As we approach the Asian Racing Conference in Hong Kong next week, this is a reminder of the Istanbul conference in 2012, where it was revealed that Mongolia had approached the Asian Racing Federation for assistance in setting up racing.
Not the horse racing of its traditions - dozens of 10-year-old kids riding ponies across the countryside for 15 kilometres (no dream job being a steward there, we'd wager) - but something the rest of the world would recognise: on a track and designed as a sport as well as a betting medium. Like here.
Mongolia has hit on the lack of legal horse racing betting in neighbouring China as its sure-win road to "market share" (whatever that is), to diversifying its economy at a moment in time when mining ain't what it used to be. To supplying pent-up demand in the way that gambling money leaks across mainland borders into Hong Kong racing, Macau casinos and even a burgeoning Vietnamese gambling industry.
And it has already got itself dressed and ready by copying the Hong Kong racing rules - nothing wrong with that and, in the era of attempted harmonisation of rules, probably encouraged.
All in all, not a bad plan, till we got to the part about Mongolia asking to use Hong Kong horses and jockeys. (Obviously, they were watching Chengdu, with the Dubai horses and jockeys).
Now that's crossing a line. Mongolia, we need to talk.
You came to us for help, so we gave you the couch, some advice and let you copy our homework, but, dammit, now you're borrowing the car, raiding the fridge and sleeping with our girlfriend. Get your own horses and jockeys - how hard can it be?
Our close second favourite line in the story was that, when the gambling bill is passed, it would be the first time Mongolia had allowed gambling since three politicians were convicted in 1999 over rigging the tender for a casino licence.
Great stuff, and you can see why they're keen to put another toe in the pool - but come on guys, if you want to do it, do it properly. There are no shortcuts to getting it right, only to messing it up.
Penalty plan bites back
Rival jockeys were rolling out the “moving the goalposts” line when Joao Moreira copped his sixth careless riding suspension of the season at the weekend.

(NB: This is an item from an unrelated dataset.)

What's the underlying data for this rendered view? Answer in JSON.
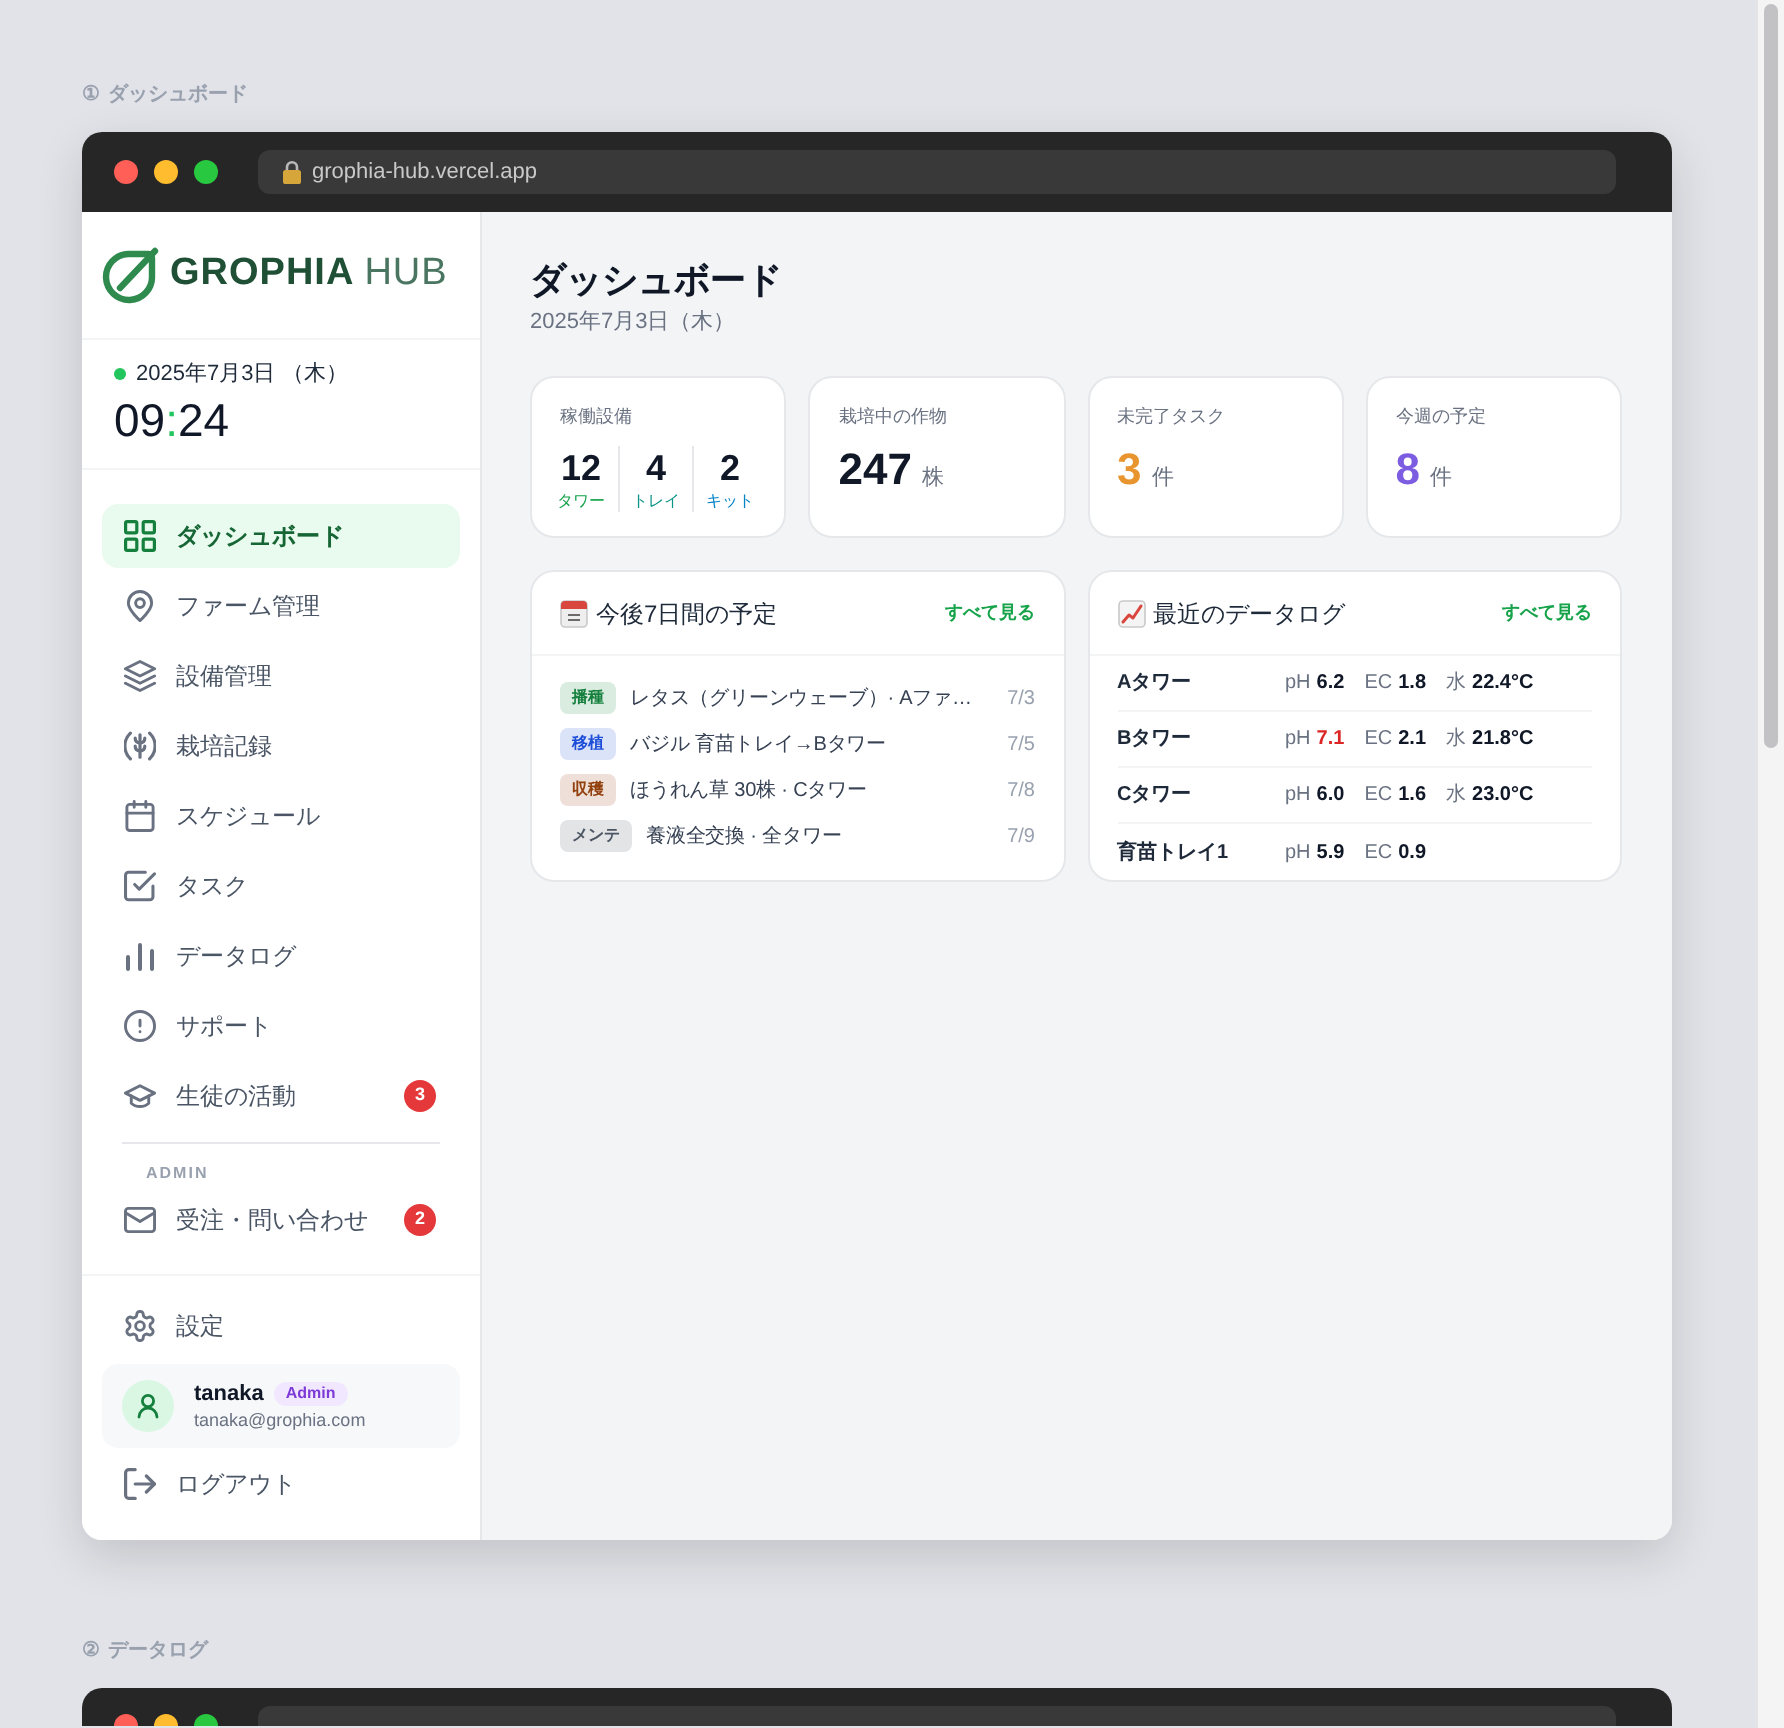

It really is remarkable that Moreira is where he is on the table, starting at meeting 11 and missing 15 of the 53 meetings since through suspension – had he stayed out of the stewards’ room, the championship would be over.
Joao’s latest, though, made us wonder at the wisdom of spelling out a schedule of penalties which later comes back to bite at the pointy end of the punishments.
The current policies don’t allow for more than three-day bans for careless riding, but they do allow for a monetary component; when Moreira’s ban arrived on Sunday, the penalty schedule released in September shows he was due three days and two fines of HK$60,000, each in lieu of an additional day’s suspension.
Instead, he walked away with three days and one HK$60,000 fine, thus the feeling among riders that he was given a discount.
We hear there was lively debate between stewards and Moreira over whether three days and HK$120,000 was unreasonable. Apparently it was – but that isn’t what the schedule says.
The club ultimately answers to itself and the stewards have the eternal rule to fall back on: anything can be varied at any time for any reason without notice – so why not just issue penalties according to each case and its circumstances?
We long ago stated the view, when these combo penalties were introduced, that there is something morally wrong with fining one jockey HK$10,000 and another HK$60,000 for the same offence, simply on the basis of the latter’s ability to pay.
This is not the first occasion a stated policy on penalties has become untenable in similar circumstances, so why publish a schedule to which stewards can’t adhere?